I’ve been on a mixture of Employment and Support Allowance (ESA) and Universal Credit since I was 17 years old, due to my disability limiting my ability to work. Both are a benefit that can support people who are unable to work, or unable to work full-time hours.

I was never able to get a Saturday job like my friends due to my disabilities, nor attend university. So at a young age I quickly found myself with very few options – and a family unable to support me financially. 

At that age, I had no idea that accessible work options even existed, so I truly believed that I would never find a job that I could do.

Being able to sit here today and say I have found accessible employment, that I can do whilst receiving Universal Credit, a vital safety net, is amazing.
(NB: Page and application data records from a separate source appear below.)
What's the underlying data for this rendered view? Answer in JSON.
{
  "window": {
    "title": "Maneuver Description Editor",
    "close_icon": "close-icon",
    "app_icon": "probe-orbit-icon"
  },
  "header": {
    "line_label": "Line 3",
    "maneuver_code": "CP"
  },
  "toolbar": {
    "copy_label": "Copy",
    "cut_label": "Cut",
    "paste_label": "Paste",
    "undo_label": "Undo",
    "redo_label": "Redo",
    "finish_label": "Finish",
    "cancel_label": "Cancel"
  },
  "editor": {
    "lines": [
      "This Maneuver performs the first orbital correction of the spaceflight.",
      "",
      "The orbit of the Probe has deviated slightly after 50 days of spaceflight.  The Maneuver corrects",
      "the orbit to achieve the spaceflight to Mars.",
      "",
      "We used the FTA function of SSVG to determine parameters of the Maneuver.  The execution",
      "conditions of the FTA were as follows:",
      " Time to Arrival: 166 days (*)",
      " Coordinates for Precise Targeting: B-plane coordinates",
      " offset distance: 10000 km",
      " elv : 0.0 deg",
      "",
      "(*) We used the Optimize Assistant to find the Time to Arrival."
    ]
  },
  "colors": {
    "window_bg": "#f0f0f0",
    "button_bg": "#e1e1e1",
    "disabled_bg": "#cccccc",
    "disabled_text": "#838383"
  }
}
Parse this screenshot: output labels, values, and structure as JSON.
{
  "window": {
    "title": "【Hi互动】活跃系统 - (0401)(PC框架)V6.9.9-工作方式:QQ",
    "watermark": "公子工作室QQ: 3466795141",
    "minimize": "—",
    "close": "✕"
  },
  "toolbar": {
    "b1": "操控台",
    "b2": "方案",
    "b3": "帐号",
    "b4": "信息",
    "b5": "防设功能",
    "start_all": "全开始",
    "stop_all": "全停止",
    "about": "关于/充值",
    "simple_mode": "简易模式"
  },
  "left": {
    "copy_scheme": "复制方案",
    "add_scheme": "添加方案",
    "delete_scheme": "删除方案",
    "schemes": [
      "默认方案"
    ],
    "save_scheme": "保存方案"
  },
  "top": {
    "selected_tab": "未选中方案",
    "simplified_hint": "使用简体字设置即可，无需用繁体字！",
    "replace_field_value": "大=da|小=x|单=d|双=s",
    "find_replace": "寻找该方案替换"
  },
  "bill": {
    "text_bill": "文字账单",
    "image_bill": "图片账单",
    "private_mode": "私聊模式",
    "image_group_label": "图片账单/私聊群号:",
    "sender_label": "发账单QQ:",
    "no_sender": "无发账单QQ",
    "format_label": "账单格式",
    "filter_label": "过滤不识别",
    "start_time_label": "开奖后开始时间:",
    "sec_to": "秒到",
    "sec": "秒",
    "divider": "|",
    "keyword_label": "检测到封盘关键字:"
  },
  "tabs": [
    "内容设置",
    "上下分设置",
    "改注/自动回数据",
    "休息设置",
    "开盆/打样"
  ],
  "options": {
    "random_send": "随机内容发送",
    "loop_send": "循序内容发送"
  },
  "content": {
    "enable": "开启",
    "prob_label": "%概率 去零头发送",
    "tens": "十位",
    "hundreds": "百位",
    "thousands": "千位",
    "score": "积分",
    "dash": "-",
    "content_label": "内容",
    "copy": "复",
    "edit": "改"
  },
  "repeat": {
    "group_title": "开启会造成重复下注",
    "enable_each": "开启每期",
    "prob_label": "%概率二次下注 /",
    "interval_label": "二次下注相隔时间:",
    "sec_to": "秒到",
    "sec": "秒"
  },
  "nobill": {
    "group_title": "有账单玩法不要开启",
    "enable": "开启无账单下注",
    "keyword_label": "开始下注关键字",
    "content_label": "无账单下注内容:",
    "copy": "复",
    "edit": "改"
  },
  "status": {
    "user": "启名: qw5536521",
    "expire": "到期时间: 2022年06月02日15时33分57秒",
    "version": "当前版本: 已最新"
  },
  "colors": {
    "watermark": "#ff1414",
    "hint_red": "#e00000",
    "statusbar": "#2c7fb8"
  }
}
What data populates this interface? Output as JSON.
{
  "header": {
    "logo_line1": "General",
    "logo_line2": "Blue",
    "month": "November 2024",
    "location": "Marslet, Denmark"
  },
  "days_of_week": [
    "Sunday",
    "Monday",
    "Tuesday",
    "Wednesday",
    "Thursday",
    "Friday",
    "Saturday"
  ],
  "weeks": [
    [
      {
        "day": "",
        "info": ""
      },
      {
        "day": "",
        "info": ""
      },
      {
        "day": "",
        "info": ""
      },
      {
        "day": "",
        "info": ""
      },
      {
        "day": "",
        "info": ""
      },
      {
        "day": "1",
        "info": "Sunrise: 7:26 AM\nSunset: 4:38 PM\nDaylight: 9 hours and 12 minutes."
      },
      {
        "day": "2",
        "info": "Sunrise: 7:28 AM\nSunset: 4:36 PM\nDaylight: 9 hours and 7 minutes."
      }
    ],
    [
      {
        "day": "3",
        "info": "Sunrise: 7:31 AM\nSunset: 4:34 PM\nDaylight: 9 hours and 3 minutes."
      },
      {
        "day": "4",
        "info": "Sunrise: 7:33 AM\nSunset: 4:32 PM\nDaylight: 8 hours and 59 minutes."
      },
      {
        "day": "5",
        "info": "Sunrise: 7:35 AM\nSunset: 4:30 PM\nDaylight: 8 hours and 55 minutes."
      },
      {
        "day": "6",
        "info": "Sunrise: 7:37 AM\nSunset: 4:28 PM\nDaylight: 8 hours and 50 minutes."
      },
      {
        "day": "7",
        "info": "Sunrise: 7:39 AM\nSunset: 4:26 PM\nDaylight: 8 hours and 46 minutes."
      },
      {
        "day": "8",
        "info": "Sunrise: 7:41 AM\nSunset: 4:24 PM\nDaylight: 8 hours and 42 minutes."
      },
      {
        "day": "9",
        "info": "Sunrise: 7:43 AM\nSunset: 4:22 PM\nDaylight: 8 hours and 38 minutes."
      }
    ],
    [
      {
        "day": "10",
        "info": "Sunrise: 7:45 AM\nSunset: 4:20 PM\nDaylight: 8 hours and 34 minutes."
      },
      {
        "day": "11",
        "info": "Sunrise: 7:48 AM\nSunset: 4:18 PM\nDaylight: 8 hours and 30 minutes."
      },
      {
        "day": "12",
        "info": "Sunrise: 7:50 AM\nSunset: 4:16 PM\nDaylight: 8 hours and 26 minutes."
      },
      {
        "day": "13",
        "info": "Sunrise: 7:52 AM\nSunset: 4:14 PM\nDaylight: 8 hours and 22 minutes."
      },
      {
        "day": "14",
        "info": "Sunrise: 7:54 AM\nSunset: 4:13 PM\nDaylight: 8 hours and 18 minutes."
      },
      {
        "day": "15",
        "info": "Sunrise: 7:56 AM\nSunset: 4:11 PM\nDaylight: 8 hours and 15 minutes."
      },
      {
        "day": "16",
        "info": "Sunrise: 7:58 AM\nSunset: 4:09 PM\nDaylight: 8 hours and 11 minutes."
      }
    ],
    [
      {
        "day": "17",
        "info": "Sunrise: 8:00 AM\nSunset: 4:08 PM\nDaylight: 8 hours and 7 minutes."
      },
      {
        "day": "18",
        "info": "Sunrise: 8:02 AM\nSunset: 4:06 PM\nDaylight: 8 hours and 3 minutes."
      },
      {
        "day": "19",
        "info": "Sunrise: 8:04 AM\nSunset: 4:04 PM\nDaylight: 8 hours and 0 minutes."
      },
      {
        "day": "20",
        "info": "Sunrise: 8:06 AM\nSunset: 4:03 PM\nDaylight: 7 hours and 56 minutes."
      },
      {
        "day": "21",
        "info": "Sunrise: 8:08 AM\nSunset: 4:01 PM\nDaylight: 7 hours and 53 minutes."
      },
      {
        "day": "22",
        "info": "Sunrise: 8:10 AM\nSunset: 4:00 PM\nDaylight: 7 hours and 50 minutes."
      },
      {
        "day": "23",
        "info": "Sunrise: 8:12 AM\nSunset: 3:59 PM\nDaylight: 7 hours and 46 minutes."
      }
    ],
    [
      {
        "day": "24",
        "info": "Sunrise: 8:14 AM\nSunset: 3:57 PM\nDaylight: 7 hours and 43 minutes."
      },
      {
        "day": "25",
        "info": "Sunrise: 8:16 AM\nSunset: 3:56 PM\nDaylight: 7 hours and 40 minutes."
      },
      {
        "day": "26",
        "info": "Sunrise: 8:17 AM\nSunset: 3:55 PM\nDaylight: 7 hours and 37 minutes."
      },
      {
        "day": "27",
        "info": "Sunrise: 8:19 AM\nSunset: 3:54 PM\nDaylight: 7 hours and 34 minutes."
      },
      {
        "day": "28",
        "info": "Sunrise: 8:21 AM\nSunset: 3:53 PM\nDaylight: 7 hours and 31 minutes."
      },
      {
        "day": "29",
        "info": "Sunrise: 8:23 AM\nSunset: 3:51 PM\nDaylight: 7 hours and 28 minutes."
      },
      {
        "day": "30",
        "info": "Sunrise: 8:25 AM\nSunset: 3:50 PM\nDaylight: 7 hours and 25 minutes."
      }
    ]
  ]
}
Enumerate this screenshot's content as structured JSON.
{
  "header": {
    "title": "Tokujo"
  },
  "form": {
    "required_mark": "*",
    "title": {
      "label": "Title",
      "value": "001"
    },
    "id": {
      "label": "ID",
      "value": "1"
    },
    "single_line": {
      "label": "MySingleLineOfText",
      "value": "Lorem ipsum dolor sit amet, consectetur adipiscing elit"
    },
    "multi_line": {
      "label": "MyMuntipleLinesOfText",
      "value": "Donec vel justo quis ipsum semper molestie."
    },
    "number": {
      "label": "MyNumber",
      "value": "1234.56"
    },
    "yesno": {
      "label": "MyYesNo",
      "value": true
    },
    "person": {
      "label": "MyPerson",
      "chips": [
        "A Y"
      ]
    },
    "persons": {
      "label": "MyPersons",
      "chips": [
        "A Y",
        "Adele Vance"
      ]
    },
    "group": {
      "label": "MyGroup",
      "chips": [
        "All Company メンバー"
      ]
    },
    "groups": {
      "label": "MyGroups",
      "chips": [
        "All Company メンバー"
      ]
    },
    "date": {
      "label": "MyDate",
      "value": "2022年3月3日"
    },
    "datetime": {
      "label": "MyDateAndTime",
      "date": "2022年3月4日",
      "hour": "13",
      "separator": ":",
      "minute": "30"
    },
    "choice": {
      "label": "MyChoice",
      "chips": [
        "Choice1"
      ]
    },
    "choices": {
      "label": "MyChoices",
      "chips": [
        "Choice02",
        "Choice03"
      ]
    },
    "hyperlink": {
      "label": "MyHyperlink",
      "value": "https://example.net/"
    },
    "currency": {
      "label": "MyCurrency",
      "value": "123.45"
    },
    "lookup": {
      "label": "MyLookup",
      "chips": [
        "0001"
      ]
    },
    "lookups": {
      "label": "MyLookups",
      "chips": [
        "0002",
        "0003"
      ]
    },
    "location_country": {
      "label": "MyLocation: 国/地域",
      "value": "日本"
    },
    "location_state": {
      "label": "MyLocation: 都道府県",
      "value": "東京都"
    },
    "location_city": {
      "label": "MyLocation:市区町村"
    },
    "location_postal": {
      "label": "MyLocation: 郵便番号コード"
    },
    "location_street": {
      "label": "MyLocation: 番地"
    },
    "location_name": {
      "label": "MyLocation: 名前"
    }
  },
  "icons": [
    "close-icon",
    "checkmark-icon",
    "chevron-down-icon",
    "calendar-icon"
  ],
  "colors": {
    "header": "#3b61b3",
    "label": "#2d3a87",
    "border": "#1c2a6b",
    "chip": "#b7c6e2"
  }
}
But, it’s also a double-edged sword and not the life-changing moment I’d hoped it would be. 

all Essays opinion

I Don’t Want to be Grateful and Patient About Disability Rights

As we start a new year there is always buzz of energy around new possibilities, goals to be met and changes to make, but as a disabled person I am acutely aware that I’m going into 2021 fighting the same issues I have been all my life.

And I am tired.